=== DATASET ===

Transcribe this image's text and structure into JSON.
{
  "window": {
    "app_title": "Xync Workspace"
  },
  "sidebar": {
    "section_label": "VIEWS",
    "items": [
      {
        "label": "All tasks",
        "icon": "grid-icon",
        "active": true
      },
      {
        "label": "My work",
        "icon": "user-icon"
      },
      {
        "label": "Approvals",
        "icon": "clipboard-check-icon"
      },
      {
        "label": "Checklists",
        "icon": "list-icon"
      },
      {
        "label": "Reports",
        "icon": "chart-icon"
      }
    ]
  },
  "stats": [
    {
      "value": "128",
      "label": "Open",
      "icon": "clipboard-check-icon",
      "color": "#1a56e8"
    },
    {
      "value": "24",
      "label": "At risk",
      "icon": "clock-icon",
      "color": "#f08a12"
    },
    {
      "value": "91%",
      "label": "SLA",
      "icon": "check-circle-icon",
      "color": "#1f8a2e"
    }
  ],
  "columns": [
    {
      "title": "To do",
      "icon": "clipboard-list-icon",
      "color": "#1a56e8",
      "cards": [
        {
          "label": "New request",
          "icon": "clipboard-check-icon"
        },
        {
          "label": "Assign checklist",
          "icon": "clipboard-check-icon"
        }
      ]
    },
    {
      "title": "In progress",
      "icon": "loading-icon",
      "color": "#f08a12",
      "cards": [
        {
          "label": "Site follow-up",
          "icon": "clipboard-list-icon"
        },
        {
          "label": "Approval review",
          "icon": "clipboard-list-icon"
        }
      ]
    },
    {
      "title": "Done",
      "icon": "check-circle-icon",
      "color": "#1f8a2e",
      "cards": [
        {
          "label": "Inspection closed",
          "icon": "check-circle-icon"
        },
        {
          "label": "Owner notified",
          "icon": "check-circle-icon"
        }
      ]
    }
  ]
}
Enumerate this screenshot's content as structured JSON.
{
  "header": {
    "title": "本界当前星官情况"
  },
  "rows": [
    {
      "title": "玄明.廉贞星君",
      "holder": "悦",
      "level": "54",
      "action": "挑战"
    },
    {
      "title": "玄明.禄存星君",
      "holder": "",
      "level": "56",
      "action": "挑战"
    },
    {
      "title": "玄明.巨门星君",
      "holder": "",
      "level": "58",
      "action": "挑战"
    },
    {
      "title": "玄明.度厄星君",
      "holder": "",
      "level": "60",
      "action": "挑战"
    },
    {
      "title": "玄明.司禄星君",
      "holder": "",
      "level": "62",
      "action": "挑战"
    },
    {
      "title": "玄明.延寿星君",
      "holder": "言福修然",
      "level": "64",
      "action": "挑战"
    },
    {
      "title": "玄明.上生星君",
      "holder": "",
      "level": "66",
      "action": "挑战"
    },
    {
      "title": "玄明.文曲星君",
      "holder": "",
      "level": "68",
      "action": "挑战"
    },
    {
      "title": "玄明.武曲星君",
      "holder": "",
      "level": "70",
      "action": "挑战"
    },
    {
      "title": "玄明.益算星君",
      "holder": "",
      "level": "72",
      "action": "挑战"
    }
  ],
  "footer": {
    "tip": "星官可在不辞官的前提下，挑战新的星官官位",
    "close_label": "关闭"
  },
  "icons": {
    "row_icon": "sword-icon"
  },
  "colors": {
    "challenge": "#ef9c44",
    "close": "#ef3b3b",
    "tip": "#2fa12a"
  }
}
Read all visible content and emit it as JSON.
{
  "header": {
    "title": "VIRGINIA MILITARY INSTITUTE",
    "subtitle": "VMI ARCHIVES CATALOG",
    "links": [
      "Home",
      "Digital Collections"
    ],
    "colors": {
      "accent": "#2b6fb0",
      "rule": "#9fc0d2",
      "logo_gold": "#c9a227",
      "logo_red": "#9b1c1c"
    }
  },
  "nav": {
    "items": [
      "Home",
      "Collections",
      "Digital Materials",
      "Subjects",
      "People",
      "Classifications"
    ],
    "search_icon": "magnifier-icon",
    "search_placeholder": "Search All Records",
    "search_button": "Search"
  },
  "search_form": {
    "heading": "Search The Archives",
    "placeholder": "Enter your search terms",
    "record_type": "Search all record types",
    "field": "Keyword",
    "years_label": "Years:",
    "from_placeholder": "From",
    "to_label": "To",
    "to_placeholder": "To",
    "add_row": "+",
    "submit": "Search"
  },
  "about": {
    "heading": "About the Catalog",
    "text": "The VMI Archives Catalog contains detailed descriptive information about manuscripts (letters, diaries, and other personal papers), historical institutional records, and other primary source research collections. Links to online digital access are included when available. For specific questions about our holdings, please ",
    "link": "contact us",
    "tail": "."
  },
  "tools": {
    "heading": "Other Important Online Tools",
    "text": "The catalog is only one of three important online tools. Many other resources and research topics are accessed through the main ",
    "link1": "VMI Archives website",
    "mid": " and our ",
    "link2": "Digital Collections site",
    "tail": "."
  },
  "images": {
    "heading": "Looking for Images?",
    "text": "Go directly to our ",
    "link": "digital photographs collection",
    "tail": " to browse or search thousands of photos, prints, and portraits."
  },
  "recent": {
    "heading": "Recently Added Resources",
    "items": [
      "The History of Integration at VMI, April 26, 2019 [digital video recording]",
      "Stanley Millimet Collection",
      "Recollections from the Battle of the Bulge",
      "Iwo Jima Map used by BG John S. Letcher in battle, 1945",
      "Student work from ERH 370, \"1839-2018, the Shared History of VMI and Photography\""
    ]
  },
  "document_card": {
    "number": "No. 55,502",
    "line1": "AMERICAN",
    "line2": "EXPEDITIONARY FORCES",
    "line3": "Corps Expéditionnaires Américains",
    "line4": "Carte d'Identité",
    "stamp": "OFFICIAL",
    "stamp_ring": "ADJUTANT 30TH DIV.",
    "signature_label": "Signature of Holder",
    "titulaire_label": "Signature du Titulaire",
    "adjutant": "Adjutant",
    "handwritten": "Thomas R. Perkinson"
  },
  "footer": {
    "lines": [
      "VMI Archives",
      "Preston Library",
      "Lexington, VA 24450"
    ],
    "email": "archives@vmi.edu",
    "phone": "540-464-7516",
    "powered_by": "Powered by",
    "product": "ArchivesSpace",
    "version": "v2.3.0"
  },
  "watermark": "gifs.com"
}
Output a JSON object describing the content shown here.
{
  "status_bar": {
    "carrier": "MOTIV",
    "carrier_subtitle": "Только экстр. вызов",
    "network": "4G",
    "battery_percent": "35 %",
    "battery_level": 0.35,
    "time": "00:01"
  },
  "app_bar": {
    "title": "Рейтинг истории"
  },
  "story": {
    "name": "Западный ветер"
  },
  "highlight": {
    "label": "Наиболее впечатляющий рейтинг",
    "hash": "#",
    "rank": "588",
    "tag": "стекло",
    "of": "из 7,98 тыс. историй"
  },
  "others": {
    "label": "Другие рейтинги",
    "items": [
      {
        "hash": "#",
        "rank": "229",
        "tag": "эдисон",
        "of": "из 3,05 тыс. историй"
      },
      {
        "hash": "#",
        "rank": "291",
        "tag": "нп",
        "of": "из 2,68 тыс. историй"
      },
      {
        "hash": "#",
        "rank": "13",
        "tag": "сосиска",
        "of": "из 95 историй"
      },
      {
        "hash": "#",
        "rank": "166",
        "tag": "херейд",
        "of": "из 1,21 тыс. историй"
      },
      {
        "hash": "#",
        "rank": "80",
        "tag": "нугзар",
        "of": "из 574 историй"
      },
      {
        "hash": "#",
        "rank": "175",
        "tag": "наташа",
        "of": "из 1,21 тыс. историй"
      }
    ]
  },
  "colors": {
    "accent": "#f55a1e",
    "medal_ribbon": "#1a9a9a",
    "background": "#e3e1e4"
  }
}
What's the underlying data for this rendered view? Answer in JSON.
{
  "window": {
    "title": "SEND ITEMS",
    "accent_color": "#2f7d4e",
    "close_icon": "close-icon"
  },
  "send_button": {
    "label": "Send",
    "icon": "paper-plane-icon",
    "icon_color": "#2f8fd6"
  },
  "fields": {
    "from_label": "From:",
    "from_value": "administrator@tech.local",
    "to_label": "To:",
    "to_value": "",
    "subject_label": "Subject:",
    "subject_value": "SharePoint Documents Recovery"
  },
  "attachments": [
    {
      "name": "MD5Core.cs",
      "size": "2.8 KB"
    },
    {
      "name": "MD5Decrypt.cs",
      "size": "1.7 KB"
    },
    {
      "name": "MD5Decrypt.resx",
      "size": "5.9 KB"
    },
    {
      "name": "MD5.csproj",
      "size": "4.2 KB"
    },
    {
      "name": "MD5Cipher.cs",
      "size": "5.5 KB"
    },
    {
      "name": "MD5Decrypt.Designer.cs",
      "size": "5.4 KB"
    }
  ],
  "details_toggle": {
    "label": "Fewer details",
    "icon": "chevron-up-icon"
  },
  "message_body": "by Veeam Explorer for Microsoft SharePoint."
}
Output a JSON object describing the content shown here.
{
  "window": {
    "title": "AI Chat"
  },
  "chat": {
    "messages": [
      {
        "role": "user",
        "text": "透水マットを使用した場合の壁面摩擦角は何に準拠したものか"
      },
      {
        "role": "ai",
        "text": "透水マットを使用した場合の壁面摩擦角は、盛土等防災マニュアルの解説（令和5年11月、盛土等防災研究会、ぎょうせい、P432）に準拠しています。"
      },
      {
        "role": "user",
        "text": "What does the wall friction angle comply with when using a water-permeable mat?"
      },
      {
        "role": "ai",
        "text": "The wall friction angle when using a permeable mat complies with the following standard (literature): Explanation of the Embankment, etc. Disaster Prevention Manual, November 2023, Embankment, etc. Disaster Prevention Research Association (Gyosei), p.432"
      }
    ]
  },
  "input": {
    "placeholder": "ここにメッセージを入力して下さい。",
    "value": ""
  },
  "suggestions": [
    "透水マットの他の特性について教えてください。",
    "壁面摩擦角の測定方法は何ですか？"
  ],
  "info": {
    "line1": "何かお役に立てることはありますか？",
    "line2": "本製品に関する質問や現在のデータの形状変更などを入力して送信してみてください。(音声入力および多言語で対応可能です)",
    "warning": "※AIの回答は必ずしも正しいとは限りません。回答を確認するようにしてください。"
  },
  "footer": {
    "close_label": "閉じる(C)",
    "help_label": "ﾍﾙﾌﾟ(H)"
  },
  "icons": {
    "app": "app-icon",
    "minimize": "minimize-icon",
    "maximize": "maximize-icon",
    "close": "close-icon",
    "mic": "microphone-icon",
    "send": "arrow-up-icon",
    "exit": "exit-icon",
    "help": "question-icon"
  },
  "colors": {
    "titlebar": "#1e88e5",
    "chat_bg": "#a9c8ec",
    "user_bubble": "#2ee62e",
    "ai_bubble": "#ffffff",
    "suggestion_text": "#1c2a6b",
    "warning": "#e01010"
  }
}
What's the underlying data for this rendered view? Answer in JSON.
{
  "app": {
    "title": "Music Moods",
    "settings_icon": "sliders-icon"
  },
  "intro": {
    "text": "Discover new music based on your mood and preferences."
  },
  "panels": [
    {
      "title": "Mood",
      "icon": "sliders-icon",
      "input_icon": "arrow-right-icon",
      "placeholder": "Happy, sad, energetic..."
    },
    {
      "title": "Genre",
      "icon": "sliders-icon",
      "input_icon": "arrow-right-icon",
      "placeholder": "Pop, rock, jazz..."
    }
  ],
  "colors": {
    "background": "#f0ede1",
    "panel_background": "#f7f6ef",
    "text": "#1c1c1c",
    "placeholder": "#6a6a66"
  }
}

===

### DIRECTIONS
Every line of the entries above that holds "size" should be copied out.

### SOLUTION BELOW
      "size": "2.8 KB"
      "size": "1.7 KB"
      "size": "5.9 KB"
      "size": "4.2 KB"
      "size": "5.5 KB"
      "size": "5.4 KB"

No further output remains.